**Given records**:
+++++

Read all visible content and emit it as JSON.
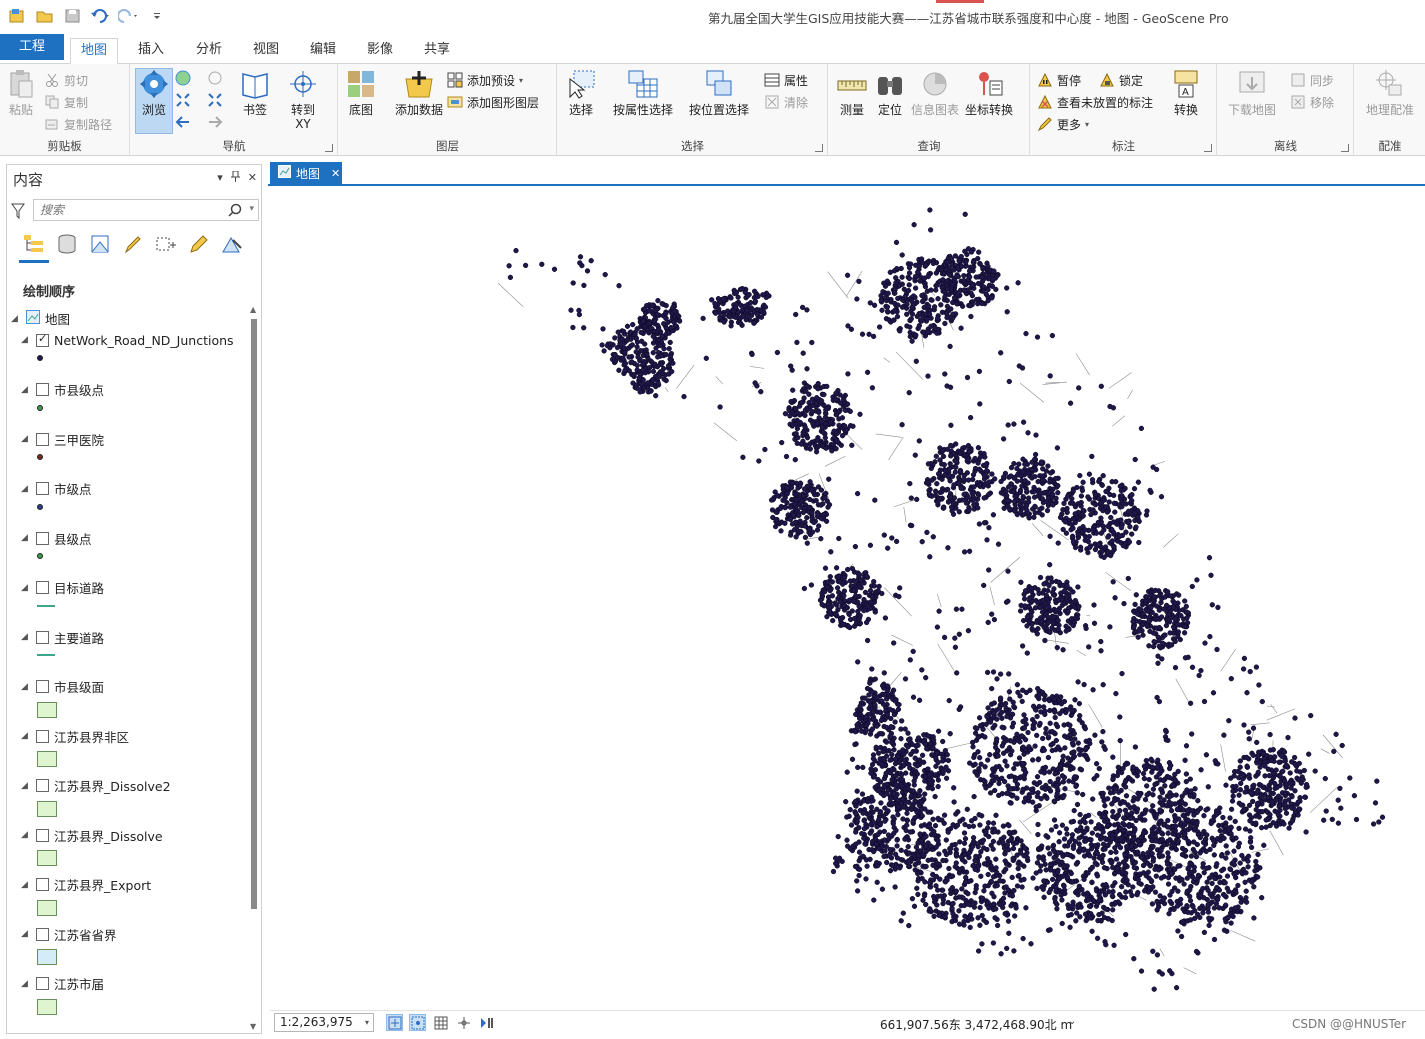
{
  "app": {
    "title": "第九届全国大学生GIS应用技能大赛——江苏省城市联系强度和中心度 - 地图 - GeoScene Pro"
  },
  "tabs": {
    "project": "工程",
    "items": [
      "地图",
      "插入",
      "分析",
      "视图",
      "编辑",
      "影像",
      "共享"
    ],
    "active": "地图"
  },
  "ribbon": {
    "clipboard": {
      "label": "剪贴板",
      "paste": "粘贴",
      "cut": "剪切",
      "copy": "复制",
      "copy_path": "复制路径"
    },
    "navigate": {
      "label": "导航",
      "explore": "浏览",
      "bookmarks": "书签",
      "goto_xy": "转到\nXY"
    },
    "layer": {
      "label": "图层",
      "basemap": "底图",
      "add_data": "添加数据",
      "add_preset": "添加预设",
      "add_graphics_layer": "添加图形图层"
    },
    "selection": {
      "label": "选择",
      "select": "选择",
      "select_by_attributes": "按属性选择",
      "select_by_location": "按位置选择",
      "attributes": "属性",
      "clear": "清除"
    },
    "inquiry": {
      "label": "查询",
      "measure": "测量",
      "locate": "定位",
      "infographics": "信息图表",
      "coordinate_conversion": "坐标转换"
    },
    "labeling": {
      "label": "标注",
      "pause": "暂停",
      "lock": "锁定",
      "view_unplaced": "查看未放置的标注",
      "more": "更多",
      "convert": "转换"
    },
    "offline": {
      "label": "离线",
      "download_map": "下载地图",
      "sync": "同步",
      "remove": "移除"
    },
    "georeference": {
      "label": "配准",
      "georeference": "地理配准"
    }
  },
  "contents": {
    "title": "内容",
    "search_placeholder": "搜索",
    "draw_order": "绘制顺序",
    "map_name": "地图",
    "layers": [
      {
        "name": "NetWork_Road_ND_Junctions",
        "checked": true,
        "symbol": "point",
        "color": "#1f1a4f"
      },
      {
        "name": "市县级点",
        "checked": false,
        "symbol": "point",
        "color": "#3a9a4a"
      },
      {
        "name": "三甲医院",
        "checked": false,
        "symbol": "point",
        "color": "#7a2a1a"
      },
      {
        "name": "市级点",
        "checked": false,
        "symbol": "point",
        "color": "#2d3f8f"
      },
      {
        "name": "县级点",
        "checked": false,
        "symbol": "point",
        "color": "#3a9a4a"
      },
      {
        "name": "目标道路",
        "checked": false,
        "symbol": "line",
        "color": "#3fa58c"
      },
      {
        "name": "主要道路",
        "checked": false,
        "symbol": "line",
        "color": "#3fa58c"
      },
      {
        "name": "市县级面",
        "checked": false,
        "symbol": "polygon",
        "color": "#dff5d0"
      },
      {
        "name": "江苏县界非区",
        "checked": false,
        "symbol": "polygon",
        "color": "#dff5d0"
      },
      {
        "name": "江苏县界_Dissolve2",
        "checked": false,
        "symbol": "polygon",
        "color": "#dff5d0"
      },
      {
        "name": "江苏县界_Dissolve",
        "checked": false,
        "symbol": "polygon",
        "color": "#dff5d0"
      },
      {
        "name": "江苏县界_Export",
        "checked": false,
        "symbol": "polygon",
        "color": "#dff5d0"
      },
      {
        "name": "江苏省省界",
        "checked": false,
        "symbol": "polygon",
        "color": "#d3ecf7"
      },
      {
        "name": "江苏市届",
        "checked": false,
        "symbol": "polygon",
        "color": "#dff5d0"
      }
    ]
  },
  "map_view": {
    "tab_label": "地图",
    "point_color": "#1e1748",
    "road_color": "#8c8c8c"
  },
  "status": {
    "scale": "1:2,263,975",
    "coordinates": "661,907.56东 3,472,468.90北 m",
    "watermark": "CSDN @@HNUSTer"
  }
}
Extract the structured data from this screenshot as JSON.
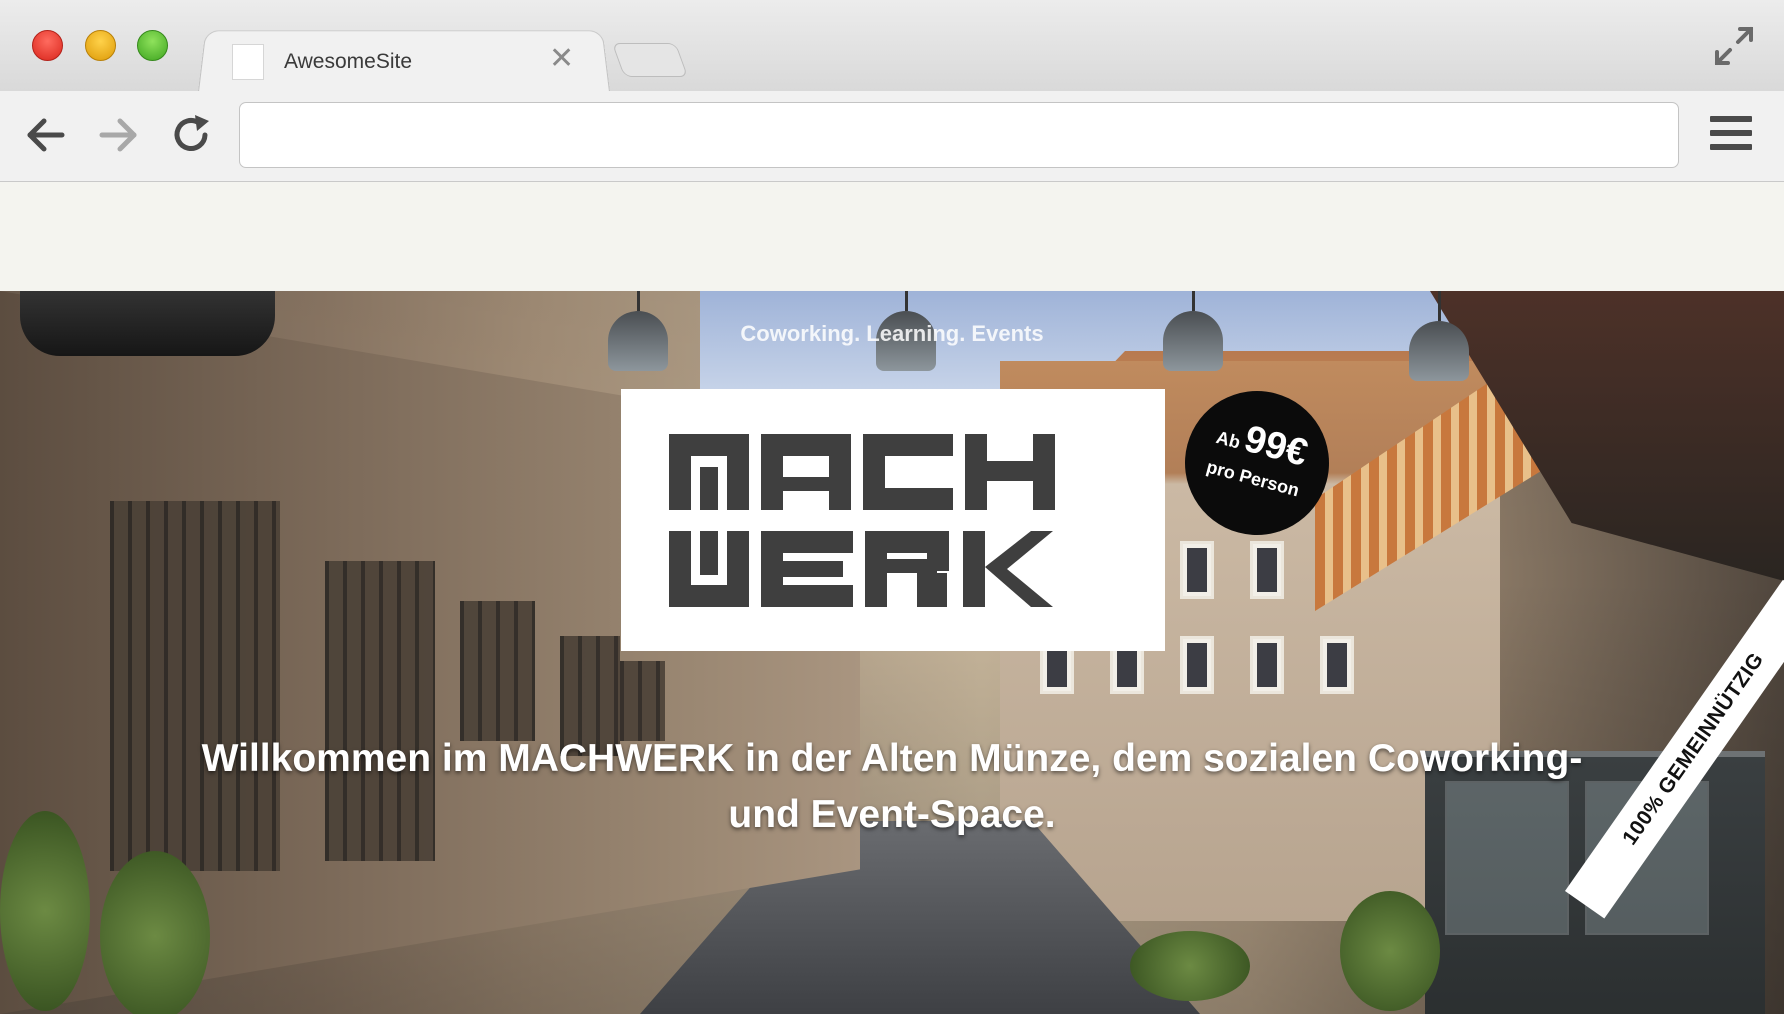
{
  "browser": {
    "tab_title": "AwesomeSite",
    "tab_close_icon": "close-icon",
    "url": "",
    "icons": {
      "back": "arrow-left-icon",
      "forward": "arrow-right-icon",
      "reload": "reload-icon",
      "menu": "hamburger-menu-icon",
      "fullscreen": "fullscreen-icon"
    },
    "colors": {
      "close": "#ff5f57",
      "minimize": "#febc2e",
      "zoom": "#28c840"
    }
  },
  "hero": {
    "tagline": "Coworking. Learning. Events",
    "logo_text": "MACHWERK",
    "badge": {
      "prefix": "Ab",
      "price": "99€",
      "suffix": "pro Person"
    },
    "headline": "Willkommen im MACHWERK in der Alten Münze, dem sozialen Coworking- und Event-Space.",
    "ribbon": "100% GEMEINNÜTZIG"
  }
}
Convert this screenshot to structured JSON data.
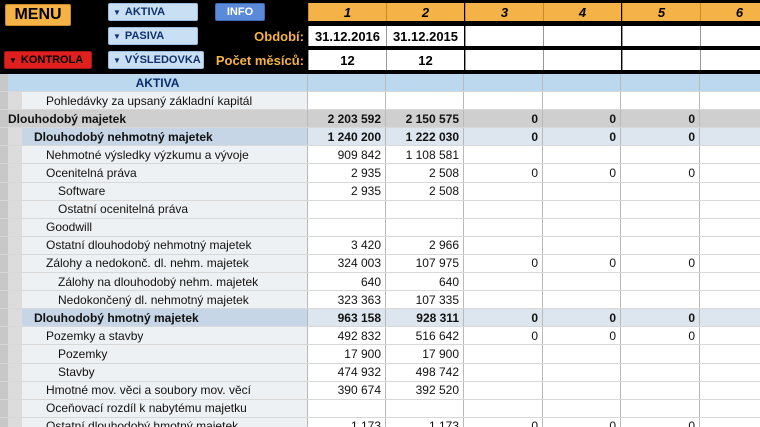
{
  "toolbar": {
    "menu_label": "MENU",
    "aktiva_label": "AKTIVA",
    "info_label": "INFO",
    "pasiva_label": "PASIVA",
    "kontrola_label": "KONTROLA",
    "vysledovka_label": "VÝSLEDOVKA",
    "triangle": "▼"
  },
  "colors": {
    "orange": "#f5b347",
    "red": "#e0201f",
    "light_blue": "#c9e0f4",
    "info_blue": "#5b8ad8"
  },
  "header": {
    "columns": [
      "1",
      "2",
      "3",
      "4",
      "5",
      "6"
    ],
    "obdobi_label": "Období:",
    "obdobi": [
      "31.12.2016",
      "31.12.2015",
      "",
      "",
      "",
      ""
    ],
    "mesicu_label": "Počet měsíců:",
    "mesicu": [
      "12",
      "12",
      "",
      "",
      "",
      ""
    ]
  },
  "rows": [
    {
      "label": "AKTIVA",
      "level": "section",
      "values": [
        "",
        "",
        "",
        "",
        "",
        ""
      ]
    },
    {
      "label": "Pohledávky za upsaný základní kapitál",
      "level": "l2",
      "values": [
        "",
        "",
        "",
        "",
        "",
        ""
      ]
    },
    {
      "label": "Dlouhodobý majetek",
      "level": "l0",
      "values": [
        "2 203 592",
        "2 150 575",
        "0",
        "0",
        "0",
        ""
      ]
    },
    {
      "label": "Dlouhodobý nehmotný majetek",
      "level": "l1",
      "values": [
        "1 240 200",
        "1 222 030",
        "0",
        "0",
        "0",
        ""
      ]
    },
    {
      "label": "Nehmotné výsledky výzkumu a vývoje",
      "level": "l2",
      "values": [
        "909 842",
        "1 108 581",
        "",
        "",
        "",
        ""
      ]
    },
    {
      "label": "Ocenitelná práva",
      "level": "l2",
      "values": [
        "2 935",
        "2 508",
        "0",
        "0",
        "0",
        ""
      ]
    },
    {
      "label": "Software",
      "level": "l3",
      "values": [
        "2 935",
        "2 508",
        "",
        "",
        "",
        ""
      ]
    },
    {
      "label": "Ostatní ocenitelná práva",
      "level": "l3",
      "values": [
        "",
        "",
        "",
        "",
        "",
        ""
      ]
    },
    {
      "label": "Goodwill",
      "level": "l2",
      "values": [
        "",
        "",
        "",
        "",
        "",
        ""
      ]
    },
    {
      "label": "Ostatní dlouhodobý nehmotný majetek",
      "level": "l2",
      "values": [
        "3 420",
        "2 966",
        "",
        "",
        "",
        ""
      ]
    },
    {
      "label": "Zálohy a nedokonč. dl. nehm. majetek",
      "level": "l2",
      "values": [
        "324 003",
        "107 975",
        "0",
        "0",
        "0",
        ""
      ]
    },
    {
      "label": "Zálohy na dlouhodobý nehm. majetek",
      "level": "l3",
      "values": [
        "640",
        "640",
        "",
        "",
        "",
        ""
      ]
    },
    {
      "label": "Nedokončený dl. nehmotný majetek",
      "level": "l3",
      "values": [
        "323 363",
        "107 335",
        "",
        "",
        "",
        ""
      ]
    },
    {
      "label": "Dlouhodobý hmotný majetek",
      "level": "l1",
      "values": [
        "963 158",
        "928 311",
        "0",
        "0",
        "0",
        ""
      ]
    },
    {
      "label": "Pozemky a stavby",
      "level": "l2",
      "values": [
        "492 832",
        "516 642",
        "0",
        "0",
        "0",
        ""
      ]
    },
    {
      "label": "Pozemky",
      "level": "l3",
      "values": [
        "17 900",
        "17 900",
        "",
        "",
        "",
        ""
      ]
    },
    {
      "label": "Stavby",
      "level": "l3",
      "values": [
        "474 932",
        "498 742",
        "",
        "",
        "",
        ""
      ]
    },
    {
      "label": "Hmotné mov. věci a soubory mov. věcí",
      "level": "l2",
      "values": [
        "390 674",
        "392 520",
        "",
        "",
        "",
        ""
      ]
    },
    {
      "label": "Oceňovací rozdíl k nabytému majetku",
      "level": "l2",
      "values": [
        "",
        "",
        "",
        "",
        "",
        ""
      ]
    },
    {
      "label": "Ostatní dlouhodobý hmotný majetek",
      "level": "l2",
      "values": [
        "1 173",
        "1 173",
        "0",
        "0",
        "0",
        ""
      ]
    }
  ]
}
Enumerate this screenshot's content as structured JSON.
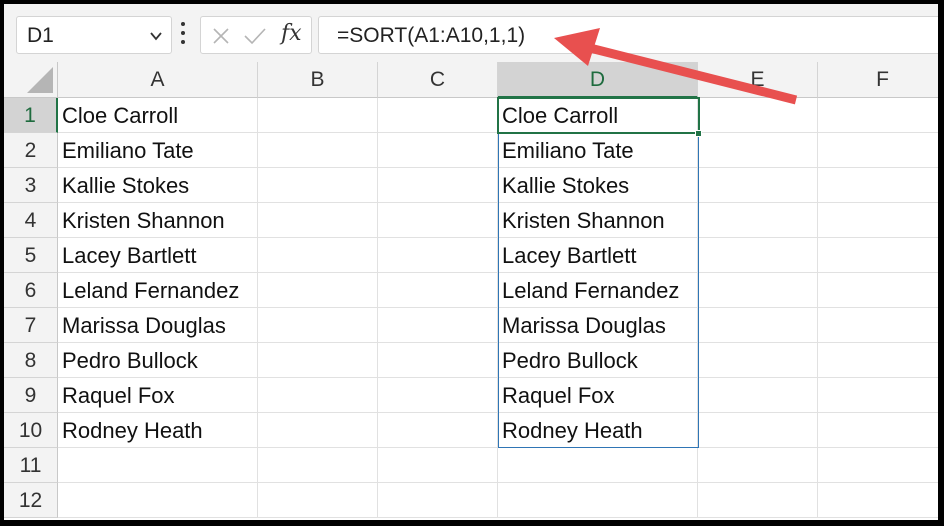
{
  "name_box": {
    "value": "D1"
  },
  "formula_bar": {
    "fx_label": "fx",
    "formula": "=SORT(A1:A10,1,1)"
  },
  "columns": [
    "A",
    "B",
    "C",
    "D",
    "E",
    "F"
  ],
  "rows": [
    "1",
    "2",
    "3",
    "4",
    "5",
    "6",
    "7",
    "8",
    "9",
    "10",
    "11",
    "12"
  ],
  "column_a": [
    "Cloe Carroll",
    "Emiliano Tate",
    "Kallie Stokes",
    "Kristen Shannon",
    "Lacey Bartlett",
    "Leland Fernandez",
    "Marissa Douglas",
    "Pedro Bullock",
    "Raquel Fox",
    "Rodney Heath"
  ],
  "column_d": [
    "Cloe Carroll",
    "Emiliano Tate",
    "Kallie Stokes",
    "Kristen Shannon",
    "Lacey Bartlett",
    "Leland Fernandez",
    "Marissa Douglas",
    "Pedro Bullock",
    "Raquel Fox",
    "Rodney Heath"
  ],
  "colors": {
    "selection_green": "#217346",
    "spill_blue": "#2f75b5",
    "arrow_red": "#e8504f"
  }
}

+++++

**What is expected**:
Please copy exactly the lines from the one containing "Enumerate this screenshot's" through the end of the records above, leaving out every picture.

**Result of the task**:
Enumerate this screenshot's content as structured JSON.
{
  "name_box": {
    "value": "D1"
  },
  "formula_bar": {
    "fx_label": "fx",
    "formula": "=SORT(A1:A10,1,1)"
  },
  "columns": [
    "A",
    "B",
    "C",
    "D",
    "E",
    "F"
  ],
  "rows": [
    "1",
    "2",
    "3",
    "4",
    "5",
    "6",
    "7",
    "8",
    "9",
    "10",
    "11",
    "12"
  ],
  "column_a": [
    "Cloe Carroll",
    "Emiliano Tate",
    "Kallie Stokes",
    "Kristen Shannon",
    "Lacey Bartlett",
    "Leland Fernandez",
    "Marissa Douglas",
    "Pedro Bullock",
    "Raquel Fox",
    "Rodney Heath"
  ],
  "column_d": [
    "Cloe Carroll",
    "Emiliano Tate",
    "Kallie Stokes",
    "Kristen Shannon",
    "Lacey Bartlett",
    "Leland Fernandez",
    "Marissa Douglas",
    "Pedro Bullock",
    "Raquel Fox",
    "Rodney Heath"
  ],
  "colors": {
    "selection_green": "#217346",
    "spill_blue": "#2f75b5",
    "arrow_red": "#e8504f"
  }
}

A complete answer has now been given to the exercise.